** Assignment **
Please retype the entries below word for word, passing over every picture.

Dataset items
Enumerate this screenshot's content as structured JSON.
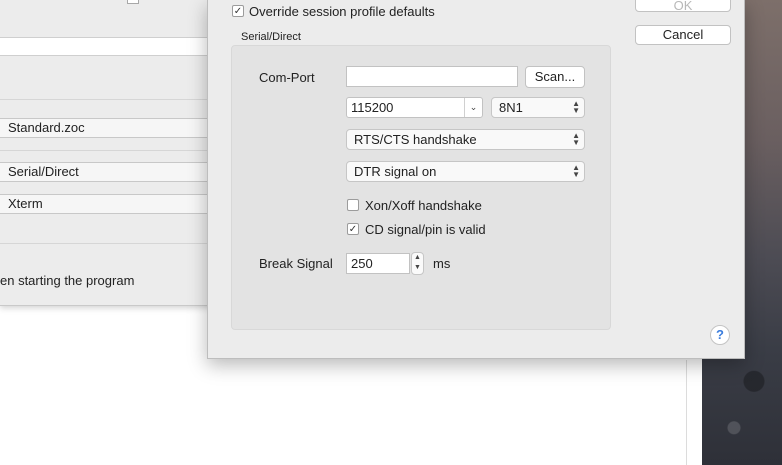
{
  "background_window": {
    "fields": [
      "Standard.zoc",
      "Serial/Direct",
      "Xterm"
    ],
    "partial_text": "en starting the program"
  },
  "sheet": {
    "override_label": "Override session profile defaults",
    "override_checked": "✓",
    "ok_label": "OK",
    "cancel_label": "Cancel",
    "group_title": "Serial/Direct",
    "com_port": {
      "label": "Com-Port",
      "value": "",
      "scan_label": "Scan..."
    },
    "baud": "115200",
    "framing": "8N1",
    "flow_control": "RTS/CTS handshake",
    "dtr": "DTR signal on",
    "xon_xoff": {
      "label": "Xon/Xoff handshake",
      "mark": ""
    },
    "cd_signal": {
      "label": "CD signal/pin is valid",
      "mark": "✓"
    },
    "break_signal": {
      "label": "Break Signal",
      "value": "250",
      "unit": "ms"
    },
    "help_label": "?"
  },
  "colors": {
    "accent": "#3b7ddd",
    "panel": "#ececec",
    "group": "#e3e3e3"
  }
}
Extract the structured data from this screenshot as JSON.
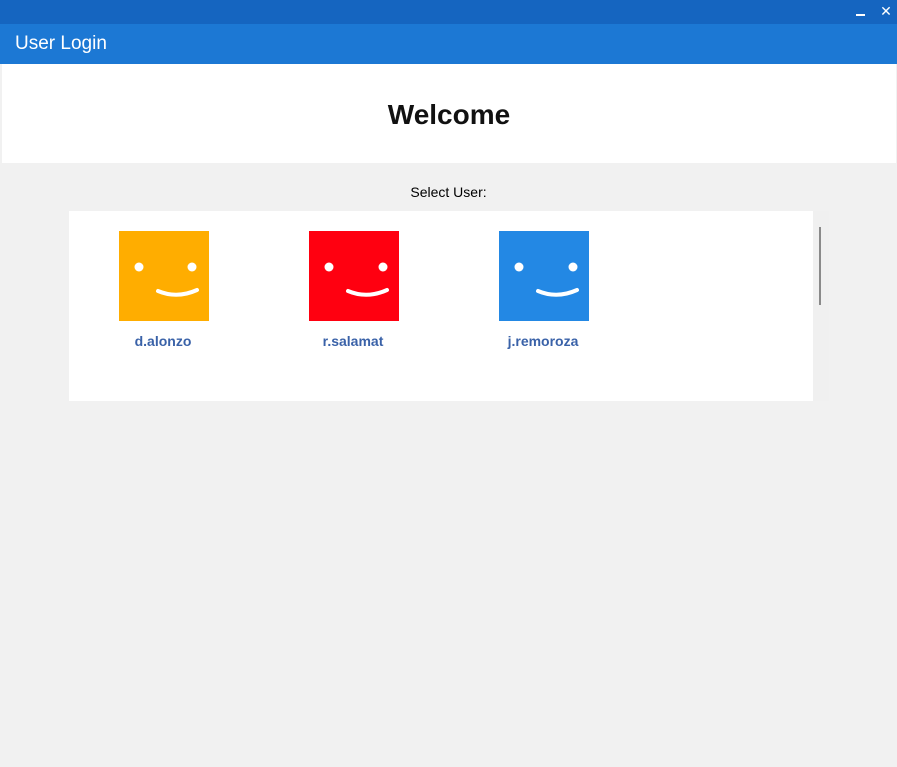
{
  "window": {
    "minimize_label": "–",
    "close_label": "✕"
  },
  "app": {
    "title": "User Login"
  },
  "welcome": {
    "heading": "Welcome"
  },
  "select_label": "Select User:",
  "users": [
    {
      "name": "d.alonzo",
      "color": "#ffad00",
      "icon": "smiley-face-icon"
    },
    {
      "name": "r.salamat",
      "color": "#ff0010",
      "icon": "smiley-face-icon"
    },
    {
      "name": "j.remoroza",
      "color": "#2388e4",
      "icon": "smiley-face-icon"
    }
  ]
}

** Expected answer **
Enumerate this screenshot's content as structured JSON.
{
  "background_window": {
    "fields": [
      "Standard.zoc",
      "Serial/Direct",
      "Xterm"
    ],
    "partial_text": "en starting the program"
  },
  "sheet": {
    "override_label": "Override session profile defaults",
    "override_checked": "✓",
    "ok_label": "OK",
    "cancel_label": "Cancel",
    "group_title": "Serial/Direct",
    "com_port": {
      "label": "Com-Port",
      "value": "",
      "scan_label": "Scan..."
    },
    "baud": "115200",
    "framing": "8N1",
    "flow_control": "RTS/CTS handshake",
    "dtr": "DTR signal on",
    "xon_xoff": {
      "label": "Xon/Xoff handshake",
      "mark": ""
    },
    "cd_signal": {
      "label": "CD signal/pin is valid",
      "mark": "✓"
    },
    "break_signal": {
      "label": "Break Signal",
      "value": "250",
      "unit": "ms"
    },
    "help_label": "?"
  },
  "colors": {
    "accent": "#3b7ddd",
    "panel": "#ececec",
    "group": "#e3e3e3"
  }
}
Extract the structured data from this screenshot as JSON.
{
  "window": {
    "minimize_label": "–",
    "close_label": "✕"
  },
  "app": {
    "title": "User Login"
  },
  "welcome": {
    "heading": "Welcome"
  },
  "select_label": "Select User:",
  "users": [
    {
      "name": "d.alonzo",
      "color": "#ffad00",
      "icon": "smiley-face-icon"
    },
    {
      "name": "r.salamat",
      "color": "#ff0010",
      "icon": "smiley-face-icon"
    },
    {
      "name": "j.remoroza",
      "color": "#2388e4",
      "icon": "smiley-face-icon"
    }
  ]
}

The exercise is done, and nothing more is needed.